I was a first-grader, and it was a Saturday. It was a great day to “help” Dad on the farm. And fence mending and spring plowing are, as he would say, two of the “first orders of business.” So my Dad, brother and I, along with our faithful team of farm horses, began the tasks for the day.

We hitched Babe and Jim to the wagon, and loaded new fence posts into it. Fence mending was an important springtime job. New honed fence posts were needed to replace the posts that had been broken by the heavy winter snows. I helped Dad by helping him hold onto the horse reins when driving through the fields.

Babe and Jim had been a part of the family for as long as I could remember. Occasionally, I would give them an extra measure of oats or, as a special treat, a cube of sugar – if no one was watching.

The morning hours went by quickly and soon it was noon, or as the farmers say, “dinner time.” Babe and Jim had their noontime meal while we had ours. After dinner, the afternoon chores began. That afternoon, Dad decided that the soil was just right for spring plowing. The team of horses was hitched to the single-bottom plow and the task began. There is nothing so fragrant as the aroma of newly turned spring soil.

It was a beautiful afternoon and I loved the spring breeze in the open meadow. I had always wanted to ride horseback and had often begged Dad to let me ride one of the horses. Only after my continued pleas did Dad finally consent to allow me to ride on the back of Babe “for just for a few minutes.”

I was so excited! Dad, somewhat reluctantly, placed me on Babe, bareback, and I hung on tightly to the hames on the horse collar. As the horses started walking, I could feel myself sliding from side to side on the back of the horse. Holding on quickly became too much. I knew I was slipping fast. Suddenly, I plunged head first to the ground between the two walking horses as the heavy iron plow was being pulled behind them.

Frantically, Dad brought the horses to an immediate halt. All I remember was looking up between two of the most gigantic horses ever. They appeared to be taller and more humongous in size than any skyscraper.

Almost instinctively, Babe and Jim knew that something had gone terribly wrong. They did not move a muscle. Even Babe kept her hind leg elevated, so as not come down on my arm and chest. Dad apprehensively but skillfully separated the team, unhitched the horses from the plow and led them carefully to each side.

The frightening ordeal was over. I was unscathed, except for the memory.

That evening, Babe and Jim received an extra measure of oats and dozens and dozens of pats of affection.

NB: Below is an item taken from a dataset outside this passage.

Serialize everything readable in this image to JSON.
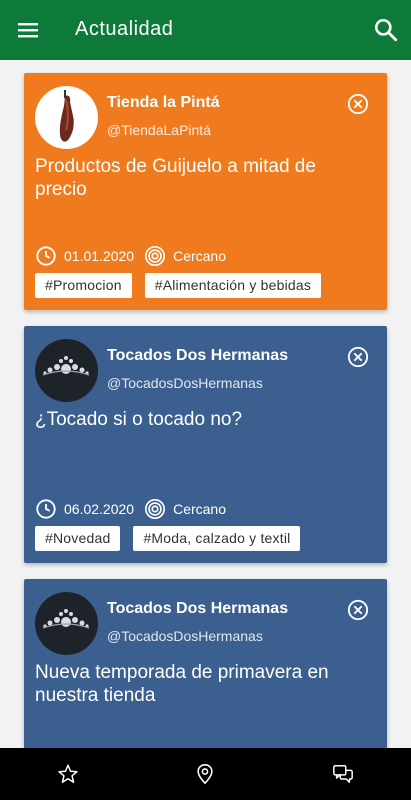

By the way, no one ever knew, but each horse also received a special treat of three lumps of sugar.

You know, there are times in life that appear to be bigger than life. This event seems to be one of those times.

Robert L. Heichberger of Gowanda is professor emeritus at SUNY Frdonia and distinguished professor at Capella University.